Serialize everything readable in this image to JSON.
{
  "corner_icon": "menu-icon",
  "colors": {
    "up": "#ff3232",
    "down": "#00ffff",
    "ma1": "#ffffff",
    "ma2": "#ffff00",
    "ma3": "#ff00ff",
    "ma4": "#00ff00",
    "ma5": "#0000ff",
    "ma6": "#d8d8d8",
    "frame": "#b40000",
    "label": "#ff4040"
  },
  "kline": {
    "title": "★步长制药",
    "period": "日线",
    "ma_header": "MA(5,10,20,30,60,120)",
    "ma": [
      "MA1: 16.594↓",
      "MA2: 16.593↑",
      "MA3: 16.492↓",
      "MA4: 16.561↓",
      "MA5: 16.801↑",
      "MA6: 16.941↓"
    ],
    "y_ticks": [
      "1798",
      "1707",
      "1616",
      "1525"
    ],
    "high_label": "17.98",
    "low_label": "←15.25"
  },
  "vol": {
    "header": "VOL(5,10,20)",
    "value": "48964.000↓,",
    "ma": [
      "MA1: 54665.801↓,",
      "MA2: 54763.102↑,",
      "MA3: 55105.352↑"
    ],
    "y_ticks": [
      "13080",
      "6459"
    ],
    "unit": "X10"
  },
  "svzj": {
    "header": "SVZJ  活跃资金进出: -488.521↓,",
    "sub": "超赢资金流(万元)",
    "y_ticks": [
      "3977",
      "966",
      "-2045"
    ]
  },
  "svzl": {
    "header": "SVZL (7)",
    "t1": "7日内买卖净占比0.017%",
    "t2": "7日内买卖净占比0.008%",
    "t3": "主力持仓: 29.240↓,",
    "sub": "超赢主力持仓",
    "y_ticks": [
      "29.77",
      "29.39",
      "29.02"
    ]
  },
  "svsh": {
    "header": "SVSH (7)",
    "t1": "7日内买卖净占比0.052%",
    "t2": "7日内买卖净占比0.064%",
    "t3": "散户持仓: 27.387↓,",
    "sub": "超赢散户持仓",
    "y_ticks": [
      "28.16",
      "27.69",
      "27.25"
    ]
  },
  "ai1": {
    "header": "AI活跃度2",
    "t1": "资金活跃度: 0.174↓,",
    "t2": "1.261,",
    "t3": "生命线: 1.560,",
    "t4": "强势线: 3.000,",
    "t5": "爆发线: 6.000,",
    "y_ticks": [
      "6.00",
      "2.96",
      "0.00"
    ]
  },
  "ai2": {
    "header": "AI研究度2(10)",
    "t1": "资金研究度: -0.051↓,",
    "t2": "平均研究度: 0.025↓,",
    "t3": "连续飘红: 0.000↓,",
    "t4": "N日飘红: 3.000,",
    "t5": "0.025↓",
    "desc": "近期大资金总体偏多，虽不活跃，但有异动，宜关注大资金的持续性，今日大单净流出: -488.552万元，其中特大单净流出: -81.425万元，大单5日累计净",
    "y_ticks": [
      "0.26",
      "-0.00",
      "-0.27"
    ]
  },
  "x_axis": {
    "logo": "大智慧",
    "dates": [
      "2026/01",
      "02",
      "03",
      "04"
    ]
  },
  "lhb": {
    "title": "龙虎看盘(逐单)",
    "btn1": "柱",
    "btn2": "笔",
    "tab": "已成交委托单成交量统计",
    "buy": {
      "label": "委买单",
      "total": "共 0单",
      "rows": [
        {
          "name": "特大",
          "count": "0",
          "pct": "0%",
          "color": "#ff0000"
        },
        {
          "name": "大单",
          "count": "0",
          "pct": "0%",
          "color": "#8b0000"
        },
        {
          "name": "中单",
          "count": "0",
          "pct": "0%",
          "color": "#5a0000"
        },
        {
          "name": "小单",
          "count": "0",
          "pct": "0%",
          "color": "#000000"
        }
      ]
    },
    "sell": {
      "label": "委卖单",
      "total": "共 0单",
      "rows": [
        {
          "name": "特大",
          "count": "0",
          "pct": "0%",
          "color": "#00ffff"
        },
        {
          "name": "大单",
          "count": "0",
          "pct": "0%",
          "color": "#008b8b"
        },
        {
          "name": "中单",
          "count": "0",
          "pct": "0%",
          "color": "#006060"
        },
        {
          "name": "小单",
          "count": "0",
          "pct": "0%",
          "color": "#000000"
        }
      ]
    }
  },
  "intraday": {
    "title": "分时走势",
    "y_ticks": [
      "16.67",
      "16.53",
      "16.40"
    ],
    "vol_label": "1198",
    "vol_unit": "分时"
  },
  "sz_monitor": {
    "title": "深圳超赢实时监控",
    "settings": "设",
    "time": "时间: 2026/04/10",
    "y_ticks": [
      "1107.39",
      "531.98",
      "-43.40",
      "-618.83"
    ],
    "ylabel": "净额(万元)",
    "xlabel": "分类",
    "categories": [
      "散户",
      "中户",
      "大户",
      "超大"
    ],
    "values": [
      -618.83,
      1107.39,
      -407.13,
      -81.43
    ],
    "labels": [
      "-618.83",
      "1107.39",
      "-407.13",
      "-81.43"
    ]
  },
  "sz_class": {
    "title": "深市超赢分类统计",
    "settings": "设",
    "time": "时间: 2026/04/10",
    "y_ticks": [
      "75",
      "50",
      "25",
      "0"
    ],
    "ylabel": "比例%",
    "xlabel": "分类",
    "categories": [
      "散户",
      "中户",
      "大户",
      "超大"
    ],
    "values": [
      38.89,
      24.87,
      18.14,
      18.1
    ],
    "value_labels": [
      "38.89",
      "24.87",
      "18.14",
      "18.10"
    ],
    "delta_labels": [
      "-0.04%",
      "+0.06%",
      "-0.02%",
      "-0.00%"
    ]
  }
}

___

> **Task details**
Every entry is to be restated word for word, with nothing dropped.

> **Written solution**
Serialize everything readable in this image to JSON.
{
  "corner_icon": "menu-icon",
  "colors": {
    "up": "#ff3232",
    "down": "#00ffff",
    "ma1": "#ffffff",
    "ma2": "#ffff00",
    "ma3": "#ff00ff",
    "ma4": "#00ff00",
    "ma5": "#0000ff",
    "ma6": "#d8d8d8",
    "frame": "#b40000",
    "label": "#ff4040"
  },
  "kline": {
    "title": "★步长制药",
    "period": "日线",
    "ma_header": "MA(5,10,20,30,60,120)",
    "ma": [
      "MA1: 16.594↓",
      "MA2: 16.593↑",
      "MA3: 16.492↓",
      "MA4: 16.561↓",
      "MA5: 16.801↑",
      "MA6: 16.941↓"
    ],
    "y_ticks": [
      "1798",
      "1707",
      "1616",
      "1525"
    ],
    "high_label": "17.98",
    "low_label": "←15.25"
  },
  "vol": {
    "header": "VOL(5,10,20)",
    "value": "48964.000↓,",
    "ma": [
      "MA1: 54665.801↓,",
      "MA2: 54763.102↑,",
      "MA3: 55105.352↑"
    ],
    "y_ticks": [
      "13080",
      "6459"
    ],
    "unit": "X10"
  },
  "svzj": {
    "header": "SVZJ  活跃资金进出: -488.521↓,",
    "sub": "超赢资金流(万元)",
    "y_ticks": [
      "3977",
      "966",
      "-2045"
    ]
  },
  "svzl": {
    "header": "SVZL (7)",
    "t1": "7日内买卖净占比0.017%",
    "t2": "7日内买卖净占比0.008%",
    "t3": "主力持仓: 29.240↓,",
    "sub": "超赢主力持仓",
    "y_ticks": [
      "29.77",
      "29.39",
      "29.02"
    ]
  },
  "svsh": {
    "header": "SVSH (7)",
    "t1": "7日内买卖净占比0.052%",
    "t2": "7日内买卖净占比0.064%",
    "t3": "散户持仓: 27.387↓,",
    "sub": "超赢散户持仓",
    "y_ticks": [
      "28.16",
      "27.69",
      "27.25"
    ]
  },
  "ai1": {
    "header": "AI活跃度2",
    "t1": "资金活跃度: 0.174↓,",
    "t2": "1.261,",
    "t3": "生命线: 1.560,",
    "t4": "强势线: 3.000,",
    "t5": "爆发线: 6.000,",
    "y_ticks": [
      "6.00",
      "2.96",
      "0.00"
    ]
  },
  "ai2": {
    "header": "AI研究度2(10)",
    "t1": "资金研究度: -0.051↓,",
    "t2": "平均研究度: 0.025↓,",
    "t3": "连续飘红: 0.000↓,",
    "t4": "N日飘红: 3.000,",
    "t5": "0.025↓",
    "desc": "近期大资金总体偏多，虽不活跃，但有异动，宜关注大资金的持续性，今日大单净流出: -488.552万元，其中特大单净流出: -81.425万元，大单5日累计净",
    "y_ticks": [
      "0.26",
      "-0.00",
      "-0.27"
    ]
  },
  "x_axis": {
    "logo": "大智慧",
    "dates": [
      "2026/01",
      "02",
      "03",
      "04"
    ]
  },
  "lhb": {
    "title": "龙虎看盘(逐单)",
    "btn1": "柱",
    "btn2": "笔",
    "tab": "已成交委托单成交量统计",
    "buy": {
      "label": "委买单",
      "total": "共 0单",
      "rows": [
        {
          "name": "特大",
          "count": "0",
          "pct": "0%",
          "color": "#ff0000"
        },
        {
          "name": "大单",
          "count": "0",
          "pct": "0%",
          "color": "#8b0000"
        },
        {
          "name": "中单",
          "count": "0",
          "pct": "0%",
          "color": "#5a0000"
        },
        {
          "name": "小单",
          "count": "0",
          "pct": "0%",
          "color": "#000000"
        }
      ]
    },
    "sell": {
      "label": "委卖单",
      "total": "共 0单",
      "rows": [
        {
          "name": "特大",
          "count": "0",
          "pct": "0%",
          "color": "#00ffff"
        },
        {
          "name": "大单",
          "count": "0",
          "pct": "0%",
          "color": "#008b8b"
        },
        {
          "name": "中单",
          "count": "0",
          "pct": "0%",
          "color": "#006060"
        },
        {
          "name": "小单",
          "count": "0",
          "pct": "0%",
          "color": "#000000"
        }
      ]
    }
  },
  "intraday": {
    "title": "分时走势",
    "y_ticks": [
      "16.67",
      "16.53",
      "16.40"
    ],
    "vol_label": "1198",
    "vol_unit": "分时"
  },
  "sz_monitor": {
    "title": "深圳超赢实时监控",
    "settings": "设",
    "time": "时间: 2026/04/10",
    "y_ticks": [
      "1107.39",
      "531.98",
      "-43.40",
      "-618.83"
    ],
    "ylabel": "净额(万元)",
    "xlabel": "分类",
    "categories": [
      "散户",
      "中户",
      "大户",
      "超大"
    ],
    "values": [
      -618.83,
      1107.39,
      -407.13,
      -81.43
    ],
    "labels": [
      "-618.83",
      "1107.39",
      "-407.13",
      "-81.43"
    ]
  },
  "sz_class": {
    "title": "深市超赢分类统计",
    "settings": "设",
    "time": "时间: 2026/04/10",
    "y_ticks": [
      "75",
      "50",
      "25",
      "0"
    ],
    "ylabel": "比例%",
    "xlabel": "分类",
    "categories": [
      "散户",
      "中户",
      "大户",
      "超大"
    ],
    "values": [
      38.89,
      24.87,
      18.14,
      18.1
    ],
    "value_labels": [
      "38.89",
      "24.87",
      "18.14",
      "18.10"
    ],
    "delta_labels": [
      "-0.04%",
      "+0.06%",
      "-0.02%",
      "-0.00%"
    ]
  }
}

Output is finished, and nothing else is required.